The bullying issue is not always so obvious.
The Incognito story raises awareness of the larger problem. But whether it will spur any lasting changes is unclear. Even in the wake of this extreme example, some football insiders football are criticizing Martin for his handling of the situation. It is hard to find anyone defending Incognito – his reported actions make that all but impossible – but a not-insignificant contingent believes Martin should have stood up for himself. Of course, the dissenters have largely hid behind the veil of anonymity.
Professional athletes are expected to be tough, both mentally and physically. There are unwritten parameters. While sometimes these expectations may be unrealistic, death threats and racial slurs should fall way outside this realm. If not, we need to reassess our sports culture. There is no other workplace where we would criticize an employee’s decision to bring this kind of hostile environment to the attention of management.
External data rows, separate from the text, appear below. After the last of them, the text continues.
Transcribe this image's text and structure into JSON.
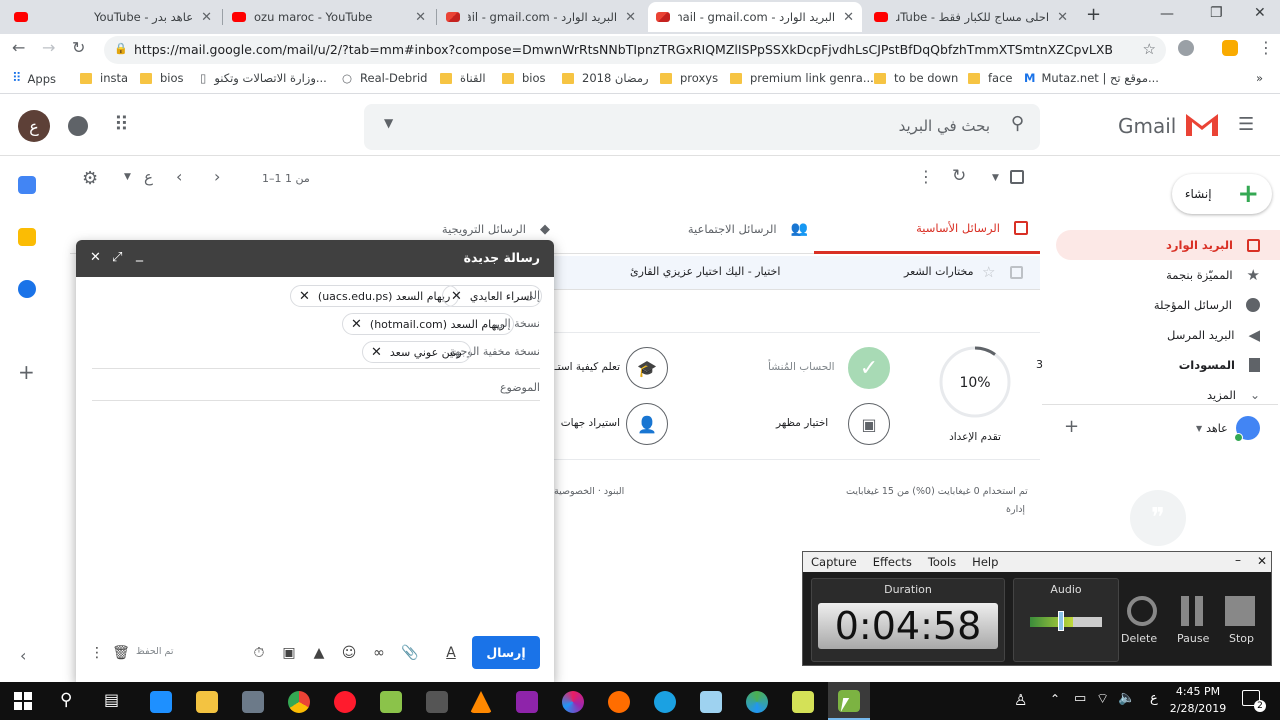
{
  "browser": {
    "tabs": [
      {
        "title": "عاهد بدر - YouTube",
        "icon_color": "#ff0000"
      },
      {
        "title": "ozu maroc - YouTube",
        "icon_color": "#ff0000"
      },
      {
        "title": "البريد الوارد - Gmail - gmail.com",
        "icon_color": "#ea4335"
      },
      {
        "title": "البريد الوارد - Gmail - gmail.com",
        "icon_color": "#ea4335"
      },
      {
        "title": "احلى مساج للكبار فقط - YouTube",
        "icon_color": "#ff0000"
      }
    ],
    "new_tab_label": "+",
    "url": "https://mail.google.com/mail/u/2/?tab=mm#inbox?compose=DmwnWrRtsNNbTIpnzTRGxRIQMZlISPpSSXkDcpFjvdhLsCJPstBfDqQbfzhTmmXTSmtnXZCpvLXB",
    "bookmarks": [
      "Apps",
      "insta",
      "bios",
      "وزارة الاتصالات وتكنو...",
      "Real-Debrid",
      "القناة",
      "bios",
      "رمضان 2018",
      "proxys",
      "premium link genra...",
      "to be down",
      "face",
      "Mutaz.net | موقع تح..."
    ],
    "more_bookmarks": "»"
  },
  "gmail": {
    "logo_text": "Gmail",
    "search_placeholder": "بحث في البريد",
    "avatar_letter": "ع",
    "pager": "1–1 من 1",
    "language_letter": "ع",
    "categories": [
      "الرسائل الأساسية",
      "الرسائل الاجتماعية",
      "الرسائل الترويجية"
    ],
    "row": {
      "sender": "مختارات الشعر",
      "preview": "اختيار - اليك اختيار عزيزي القارئ"
    },
    "compose_button": "إنشاء",
    "nav": [
      {
        "label": "البريد الوارد",
        "count": ""
      },
      {
        "label": "المميّزة بنجمة",
        "count": ""
      },
      {
        "label": "الرسائل المؤجلة",
        "count": ""
      },
      {
        "label": "البريد المرسل",
        "count": ""
      },
      {
        "label": "المسودات",
        "count": "3"
      },
      {
        "label": "المزيد",
        "count": ""
      }
    ],
    "account_name": "عاهد",
    "setup": {
      "progress_percent": 10,
      "progress_label": "10%",
      "progress_caption": "تقدم الإعداد",
      "items": [
        "الحساب المُنشأ",
        "تعلم كيفية استـ",
        "اختيار مظهر",
        "استيراد جهات"
      ]
    },
    "footer": {
      "storage": "تم استخدام 0 غيغابايت (0%) من 15 غيغابايت",
      "manage": "إدارة",
      "terms": "البنود · الخصوصية"
    }
  },
  "compose": {
    "title": "رسالة جديدة",
    "to_label": "إلى",
    "cc_label": "نسخة إلى",
    "bcc_label": "نسخة مخفية الوجهة",
    "subject_placeholder": "الموضوع",
    "to_chips": [
      "اسراء العايدي",
      "ريهام السعد (uacs.edu.ps)"
    ],
    "cc_chips": [
      "ريهام السعد (hotmail.com)"
    ],
    "bcc_chips": [
      "رنين عوني سعد"
    ],
    "send_label": "إرسال",
    "saved_label": "تم الحفظ"
  },
  "capture": {
    "menu": [
      "Capture",
      "Effects",
      "Tools",
      "Help"
    ],
    "duration_label": "Duration",
    "duration": "0:04:58",
    "audio_label": "Audio",
    "buttons": [
      "Delete",
      "Pause",
      "Stop"
    ]
  },
  "taskbar": {
    "time": "4:45 PM",
    "date": "2/28/2019",
    "lang": "ع",
    "notif_count": "2"
  }
}
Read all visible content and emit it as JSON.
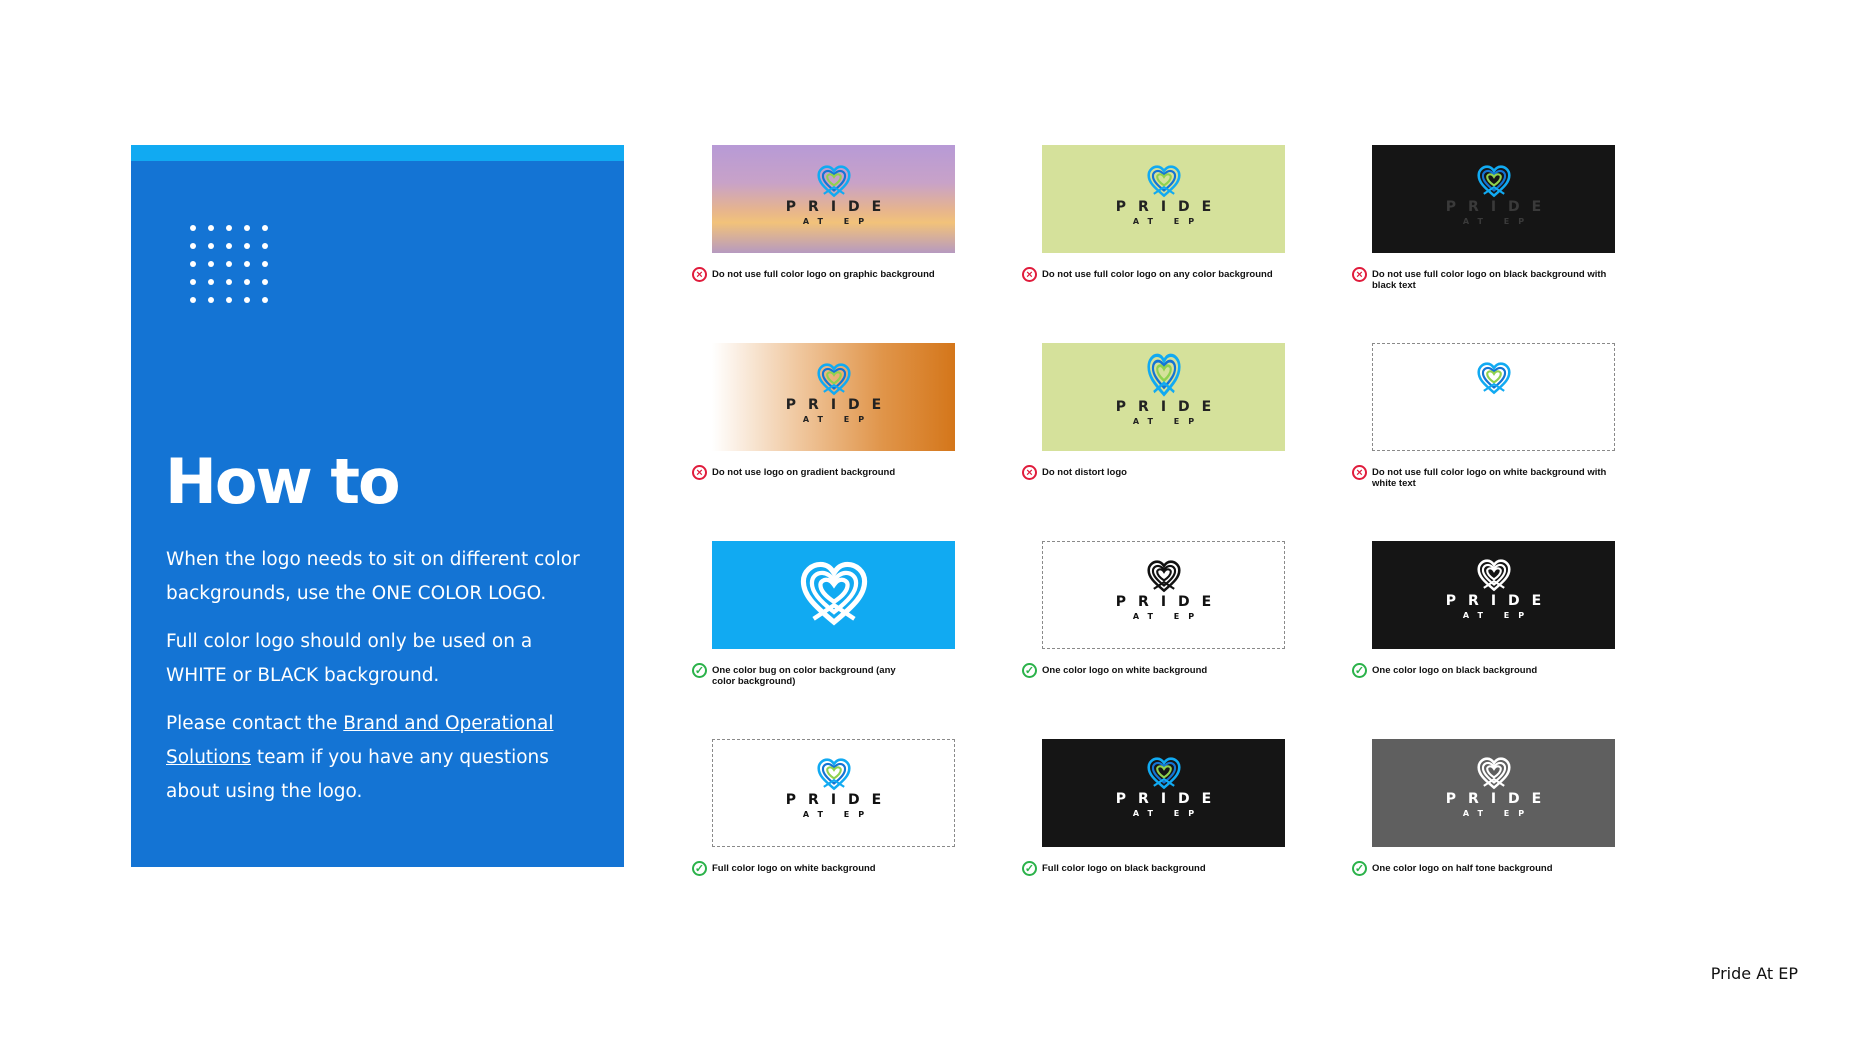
{
  "panel": {
    "title": "How to",
    "para1": "When the logo needs to sit on different color backgrounds, use the ONE COLOR LOGO.",
    "para2": "Full color logo should only be used on a WHITE or BLACK background.",
    "para3_pre": "Please contact the ",
    "para3_link": "Brand and Operational Solutions",
    "para3_post": " team if you have any questions about using the logo."
  },
  "logo": {
    "word": "PRIDE",
    "sub": "AT EP"
  },
  "icons": {
    "dont": "cross-circle-icon",
    "do": "check-circle-icon"
  },
  "colors": {
    "panel": "#1474d4",
    "panel_bar": "#11aaf2",
    "lime": "#d5e19b",
    "black": "#151515",
    "cyan": "#11aaf2",
    "gray": "#5f5f5f",
    "bad": "#e01c3c",
    "good": "#2bb24a"
  },
  "examples": [
    {
      "caption": "Do not use full color logo on graphic background",
      "status": "dont"
    },
    {
      "caption": "Do not use full color logo on any color background",
      "status": "dont"
    },
    {
      "caption": "Do not use full color logo on black background with black text",
      "status": "dont"
    },
    {
      "caption": "Do not use logo on gradient background",
      "status": "dont"
    },
    {
      "caption": "Do not distort logo",
      "status": "dont"
    },
    {
      "caption": "Do not use full color logo on white background with white text",
      "status": "dont"
    },
    {
      "caption": "One color bug on color background (any color background)",
      "status": "do"
    },
    {
      "caption": "One color logo on white background",
      "status": "do"
    },
    {
      "caption": "One color logo on black background",
      "status": "do"
    },
    {
      "caption": "Full color logo on white background",
      "status": "do"
    },
    {
      "caption": "Full color logo on black background",
      "status": "do"
    },
    {
      "caption": "One color logo on half tone background",
      "status": "do"
    }
  ],
  "footer": "Pride At EP"
}
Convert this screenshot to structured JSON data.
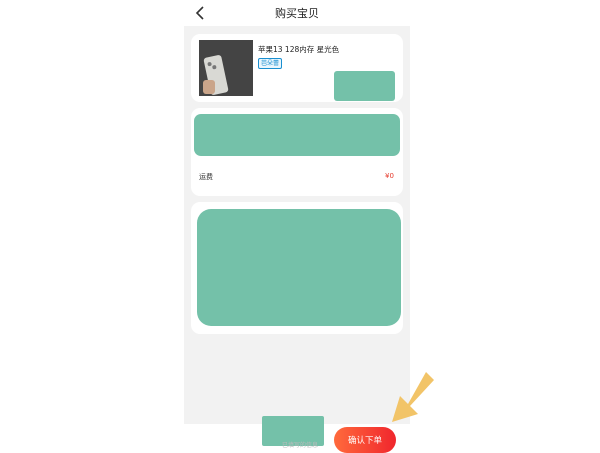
{
  "header": {
    "title": "购买宝贝"
  },
  "product": {
    "title": "苹果13  128内存  星光色",
    "tag": "芭朵蕾"
  },
  "shipping": {
    "label": "运费",
    "value": "¥0"
  },
  "footer": {
    "confirm_label": "确认下单",
    "note": "已填写的信息"
  },
  "colors": {
    "redaction": "#74c1a9",
    "accent": "#f0262d",
    "annotation_arrow": "#f2c468",
    "page_bg": "#f2f2f2"
  }
}
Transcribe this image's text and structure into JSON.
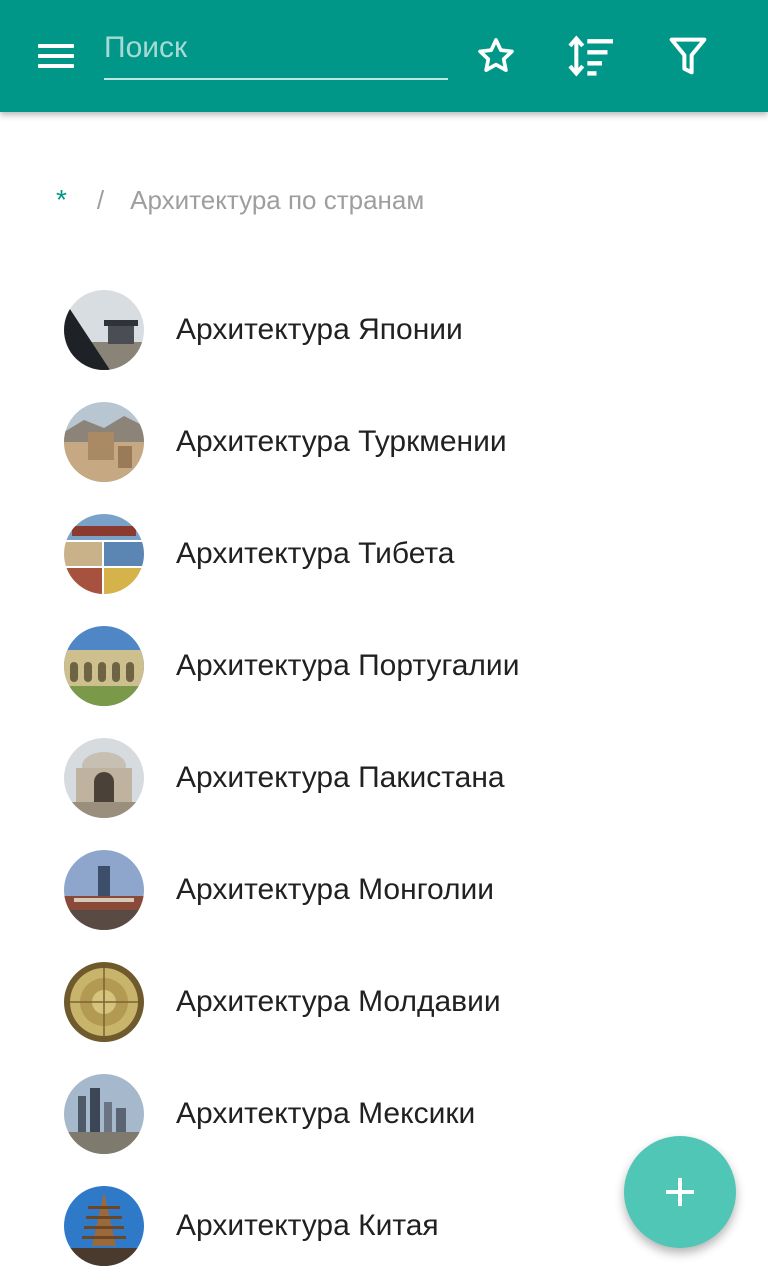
{
  "toolbar": {
    "menu_icon": "hamburger-menu-icon",
    "search_placeholder": "Поиск",
    "search_value": "",
    "favorites_icon": "star-outline-icon",
    "sort_icon": "sort-icon",
    "filter_icon": "filter-icon",
    "accent_color": "#009688"
  },
  "breadcrumb": {
    "root": "*",
    "separator": "/",
    "current": "Архитектура по странам"
  },
  "list": {
    "items": [
      {
        "label": "Архитектура Японии"
      },
      {
        "label": "Архитектура Туркмении"
      },
      {
        "label": "Архитектура Тибета"
      },
      {
        "label": "Архитектура Португалии"
      },
      {
        "label": "Архитектура Пакистана"
      },
      {
        "label": "Архитектура Монголии"
      },
      {
        "label": "Архитектура Молдавии"
      },
      {
        "label": "Архитектура Мексики"
      },
      {
        "label": "Архитектура Китая"
      }
    ]
  },
  "fab": {
    "icon": "plus-icon",
    "color": "#4fc6b6"
  }
}
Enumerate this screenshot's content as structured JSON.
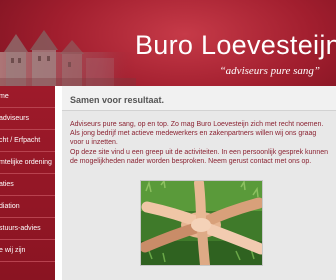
{
  "header": {
    "title": "Buro Loevesteijn",
    "tagline": "“adviseurs pure sang”"
  },
  "nav": {
    "items": [
      {
        "label": "me"
      },
      {
        "label": "adviseurs"
      },
      {
        "label": "cht / Erfpacht"
      },
      {
        "label": "mtelijke ordening"
      },
      {
        "label": "aties"
      },
      {
        "label": "diation"
      },
      {
        "label": "stuurs-advies"
      },
      {
        "label": "e wij zijn"
      }
    ]
  },
  "main": {
    "heading": "Samen voor resultaat.",
    "paragraph1": "Adviseurs pure sang, op en top. Zo mag Buro Loevesteijn zich met recht noemen. Als jong bedrijf met actieve medewerkers en zakenpartners willen wij ons graag voor u inzetten.",
    "paragraph2": "Op deze site vind u een greep uit de activiteiten. In een persoonlijk gesprek kunnen de mogelijkheden nader worden besproken. Neem gerust contact met ons op."
  },
  "colors": {
    "brand": "#a11e2e",
    "text_accent": "#8a2231"
  }
}
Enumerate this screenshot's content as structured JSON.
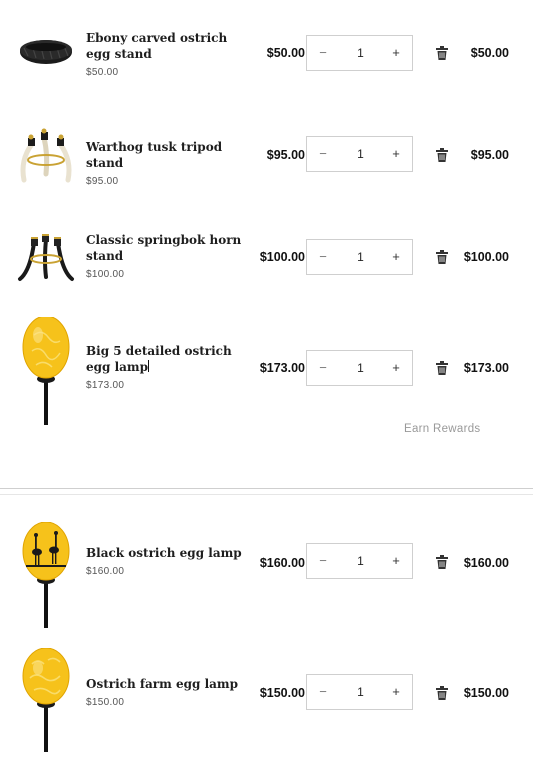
{
  "items": [
    {
      "title": "Ebony carved ostrich egg stand",
      "sub_price": "$50.00",
      "unit_price": "$50.00",
      "quantity": "1",
      "total": "$50.00",
      "image": "ebony-ring-stand"
    },
    {
      "title": "Warthog tusk tripod stand",
      "sub_price": "$95.00",
      "unit_price": "$95.00",
      "quantity": "1",
      "total": "$95.00",
      "image": "tusk-tripod"
    },
    {
      "title": "Classic springbok horn stand",
      "sub_price": "$100.00",
      "unit_price": "$100.00",
      "quantity": "1",
      "total": "$100.00",
      "image": "horn-stand"
    },
    {
      "title": "Big 5 detailed ostrich egg lamp",
      "sub_price": "$173.00",
      "unit_price": "$173.00",
      "quantity": "1",
      "total": "$173.00",
      "image": "egg-lamp"
    },
    {
      "title": "Black ostrich egg lamp",
      "sub_price": "$160.00",
      "unit_price": "$160.00",
      "quantity": "1",
      "total": "$160.00",
      "image": "egg-lamp-black"
    },
    {
      "title": "Ostrich farm egg lamp",
      "sub_price": "$150.00",
      "unit_price": "$150.00",
      "quantity": "1",
      "total": "$150.00",
      "image": "egg-lamp-farm"
    }
  ],
  "stepper": {
    "minus": "−",
    "plus": "+"
  },
  "rewards_label": "Earn Rewards",
  "colors": {
    "egg_yellow": "#f6c21b",
    "stand_black": "#1a1a1a",
    "border": "#cfcfcf"
  }
}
It is unfair to expect Martin to have done more to confront the situation. Had it escalated into a physical altercation, would those same critics be opposing his decision to take matters into his own hands? What kind of message would that send? How much good would that ultimately do? And why should it have to come down to that?
Nearly as disappointing is the apparent lack of leadership and character shown by Dolphins teammates. At least some – if not nearly all – of them had to be aware of the escalating situation. (More disturbing still is a report out of the Sun Sentinel that Dolphins coaches may have encouraged Incognito to “toughen up” his teammate, which – if true – clearly spiraled out of control.) Incidents like this one do not occur in a vacuum.
Then again, this case just reinforces the reality that for all the talk of team and camaraderie fans so often hear, sports teams are ultimately comprised of highly paid athletes who are forced to play together whether they like it or not.
To be fair, the situation in Miami shouldn’t be taken as a reflection of all NFL locker rooms. There are unarguably teams with the type of leadership – from players, coaches, management or all of the above – where such a scandal unfolding seems be a near impossibility.
Here’s to hoping Miami either becomes one of those organizations or that Martin finds himself a deserving home with a team that is.